Someday the number of scientists -- and I'm using the word loosely here -- who actually believe human activity has had no impact on global warming, and who might even believe that global warming is a myth, will dwindle down to one. And when it does, the professional climate-change deniers and their financial backers will still insist that there is fierce disagreement about global warming. Except there won't be, and there really isn't now. At least not among rational people. The truth is that the vast majority of qualified climate scientists have concluded that humans have caused the Earth's temperatures to rise. Drafts of a report by the Intergovernmental Panel on Climate Change (IPCC) due out in September "say it is at least 95 percent likely that human activities - chiefly the burning of fossil fuels - are the main cause of warming since the 1950s," Reuters reports. Just 12 years ago, the same panel said there was a 66% chance that humans were causing global warming. Back in 1995, when there actually was a debate (but shouldn't have been), the number was 50%. None of this will matter to the people who are paid to obstruct efforts to counteract climate change, or to the anti-regulation, Prison Planet crowd. But for the real scientists, the question now is not what causes global warming, but how to assess its impact on a local level. And that has the scientists stumped, according to Reuters:
Drew Shindell, a NASA climate scientist, said the relative lack of progress in regional predictions was the main disappointment of climate science since 2007.
"I talk to people in regional power planning. They ask: 'What's the temperature going to be in this region in the next 20-30 years, because that's where our power grid is?'" he said."We can't really tell. It's a shame," said Shindell.

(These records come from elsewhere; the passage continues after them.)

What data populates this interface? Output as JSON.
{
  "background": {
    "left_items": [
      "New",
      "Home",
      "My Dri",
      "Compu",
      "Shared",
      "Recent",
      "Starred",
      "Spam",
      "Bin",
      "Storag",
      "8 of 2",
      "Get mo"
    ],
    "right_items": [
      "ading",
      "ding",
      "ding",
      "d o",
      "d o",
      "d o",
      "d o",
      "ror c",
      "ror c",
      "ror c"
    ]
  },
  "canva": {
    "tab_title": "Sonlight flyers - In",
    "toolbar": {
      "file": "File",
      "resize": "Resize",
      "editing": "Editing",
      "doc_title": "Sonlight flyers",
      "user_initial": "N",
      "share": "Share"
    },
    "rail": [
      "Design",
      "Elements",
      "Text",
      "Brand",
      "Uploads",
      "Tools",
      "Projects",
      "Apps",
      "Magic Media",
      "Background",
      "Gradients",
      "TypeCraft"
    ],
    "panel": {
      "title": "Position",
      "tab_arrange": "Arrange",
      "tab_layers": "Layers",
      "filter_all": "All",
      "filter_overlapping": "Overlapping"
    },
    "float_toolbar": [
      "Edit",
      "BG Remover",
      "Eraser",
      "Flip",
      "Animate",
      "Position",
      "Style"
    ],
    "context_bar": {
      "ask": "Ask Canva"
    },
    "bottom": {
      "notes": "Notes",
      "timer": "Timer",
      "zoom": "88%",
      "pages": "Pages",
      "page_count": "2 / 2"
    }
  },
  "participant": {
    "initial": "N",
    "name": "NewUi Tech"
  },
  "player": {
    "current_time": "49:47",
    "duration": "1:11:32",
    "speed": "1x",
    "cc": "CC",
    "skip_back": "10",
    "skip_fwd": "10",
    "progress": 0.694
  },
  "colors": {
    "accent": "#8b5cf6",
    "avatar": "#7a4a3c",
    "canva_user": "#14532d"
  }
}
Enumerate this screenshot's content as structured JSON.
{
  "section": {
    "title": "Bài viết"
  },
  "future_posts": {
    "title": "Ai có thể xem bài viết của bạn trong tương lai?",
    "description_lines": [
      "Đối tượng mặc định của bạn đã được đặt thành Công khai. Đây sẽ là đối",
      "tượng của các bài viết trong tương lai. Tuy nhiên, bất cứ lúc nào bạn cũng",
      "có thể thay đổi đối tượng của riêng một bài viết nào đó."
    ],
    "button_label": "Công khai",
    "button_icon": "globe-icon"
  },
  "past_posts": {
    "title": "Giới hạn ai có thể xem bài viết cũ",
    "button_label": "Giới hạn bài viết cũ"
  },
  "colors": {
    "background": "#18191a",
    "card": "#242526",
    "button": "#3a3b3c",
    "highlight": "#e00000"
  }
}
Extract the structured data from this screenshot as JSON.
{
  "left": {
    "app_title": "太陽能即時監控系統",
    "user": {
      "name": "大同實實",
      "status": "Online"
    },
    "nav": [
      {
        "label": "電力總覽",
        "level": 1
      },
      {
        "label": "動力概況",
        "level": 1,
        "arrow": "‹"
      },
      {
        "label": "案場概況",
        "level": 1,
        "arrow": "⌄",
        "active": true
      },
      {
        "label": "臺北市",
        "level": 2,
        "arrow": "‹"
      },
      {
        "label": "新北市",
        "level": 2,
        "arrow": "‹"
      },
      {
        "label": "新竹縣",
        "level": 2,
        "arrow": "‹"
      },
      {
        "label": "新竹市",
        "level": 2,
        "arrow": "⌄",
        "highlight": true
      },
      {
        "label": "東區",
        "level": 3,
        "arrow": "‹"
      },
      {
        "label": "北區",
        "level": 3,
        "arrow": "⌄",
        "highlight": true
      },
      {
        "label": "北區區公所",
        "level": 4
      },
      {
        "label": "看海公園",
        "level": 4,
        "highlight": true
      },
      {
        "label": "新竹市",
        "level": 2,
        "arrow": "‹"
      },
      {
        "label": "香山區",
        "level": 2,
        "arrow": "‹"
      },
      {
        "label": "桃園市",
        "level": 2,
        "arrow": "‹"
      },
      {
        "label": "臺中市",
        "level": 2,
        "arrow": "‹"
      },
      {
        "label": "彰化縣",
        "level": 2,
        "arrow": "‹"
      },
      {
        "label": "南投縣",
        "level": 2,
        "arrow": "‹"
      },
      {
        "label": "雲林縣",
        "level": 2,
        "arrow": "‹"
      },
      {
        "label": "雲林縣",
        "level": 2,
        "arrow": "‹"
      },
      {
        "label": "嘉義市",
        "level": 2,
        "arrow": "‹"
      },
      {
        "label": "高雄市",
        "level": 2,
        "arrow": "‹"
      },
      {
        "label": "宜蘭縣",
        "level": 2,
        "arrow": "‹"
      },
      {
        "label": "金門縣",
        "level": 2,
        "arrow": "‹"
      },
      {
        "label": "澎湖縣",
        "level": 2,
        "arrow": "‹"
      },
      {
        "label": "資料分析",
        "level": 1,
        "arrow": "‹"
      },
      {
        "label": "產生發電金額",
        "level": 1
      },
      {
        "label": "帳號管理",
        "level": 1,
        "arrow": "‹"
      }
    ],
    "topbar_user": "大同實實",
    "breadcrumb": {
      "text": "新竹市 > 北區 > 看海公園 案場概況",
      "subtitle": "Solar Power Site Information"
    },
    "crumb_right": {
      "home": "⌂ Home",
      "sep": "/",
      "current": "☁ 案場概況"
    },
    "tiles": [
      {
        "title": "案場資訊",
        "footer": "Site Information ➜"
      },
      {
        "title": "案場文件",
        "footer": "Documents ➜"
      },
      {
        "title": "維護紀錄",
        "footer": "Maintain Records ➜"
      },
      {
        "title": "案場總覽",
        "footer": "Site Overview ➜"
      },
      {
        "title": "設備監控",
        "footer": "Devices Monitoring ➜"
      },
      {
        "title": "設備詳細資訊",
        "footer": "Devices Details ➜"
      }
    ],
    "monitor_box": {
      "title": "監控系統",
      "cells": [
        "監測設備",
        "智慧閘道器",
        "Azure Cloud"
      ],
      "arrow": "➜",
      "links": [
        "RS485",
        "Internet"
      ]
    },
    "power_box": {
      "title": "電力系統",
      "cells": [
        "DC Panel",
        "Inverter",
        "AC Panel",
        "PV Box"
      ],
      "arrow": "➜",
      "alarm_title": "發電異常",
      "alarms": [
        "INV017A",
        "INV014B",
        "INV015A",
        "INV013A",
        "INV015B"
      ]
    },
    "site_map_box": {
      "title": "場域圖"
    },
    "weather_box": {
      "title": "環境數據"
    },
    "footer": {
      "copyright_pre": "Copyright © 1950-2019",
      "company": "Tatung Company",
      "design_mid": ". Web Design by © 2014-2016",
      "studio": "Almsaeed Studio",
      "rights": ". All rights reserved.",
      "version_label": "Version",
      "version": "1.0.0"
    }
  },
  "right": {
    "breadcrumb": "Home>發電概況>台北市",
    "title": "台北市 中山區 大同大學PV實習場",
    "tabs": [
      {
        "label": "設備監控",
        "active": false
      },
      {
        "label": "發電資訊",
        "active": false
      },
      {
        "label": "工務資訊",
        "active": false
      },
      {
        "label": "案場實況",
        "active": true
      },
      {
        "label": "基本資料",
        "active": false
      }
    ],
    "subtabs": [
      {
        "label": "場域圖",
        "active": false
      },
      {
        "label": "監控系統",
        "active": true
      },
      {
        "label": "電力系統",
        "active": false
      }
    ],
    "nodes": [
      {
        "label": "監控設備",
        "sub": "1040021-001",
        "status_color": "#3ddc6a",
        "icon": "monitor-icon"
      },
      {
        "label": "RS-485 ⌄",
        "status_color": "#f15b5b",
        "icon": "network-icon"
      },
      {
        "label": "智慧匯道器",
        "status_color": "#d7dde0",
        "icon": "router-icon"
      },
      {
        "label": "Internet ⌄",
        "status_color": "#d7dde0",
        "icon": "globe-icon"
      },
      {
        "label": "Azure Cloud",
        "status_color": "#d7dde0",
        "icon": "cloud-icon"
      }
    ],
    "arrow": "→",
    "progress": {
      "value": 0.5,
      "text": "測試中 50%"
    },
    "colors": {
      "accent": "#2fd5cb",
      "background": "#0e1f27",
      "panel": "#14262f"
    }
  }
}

Or as Reto Knutti, a professor at the Swiss Federal Institute of Technology in Zurich, responded when asked how global warming could affect nature, "You can't write an equation for a tree." Now read this: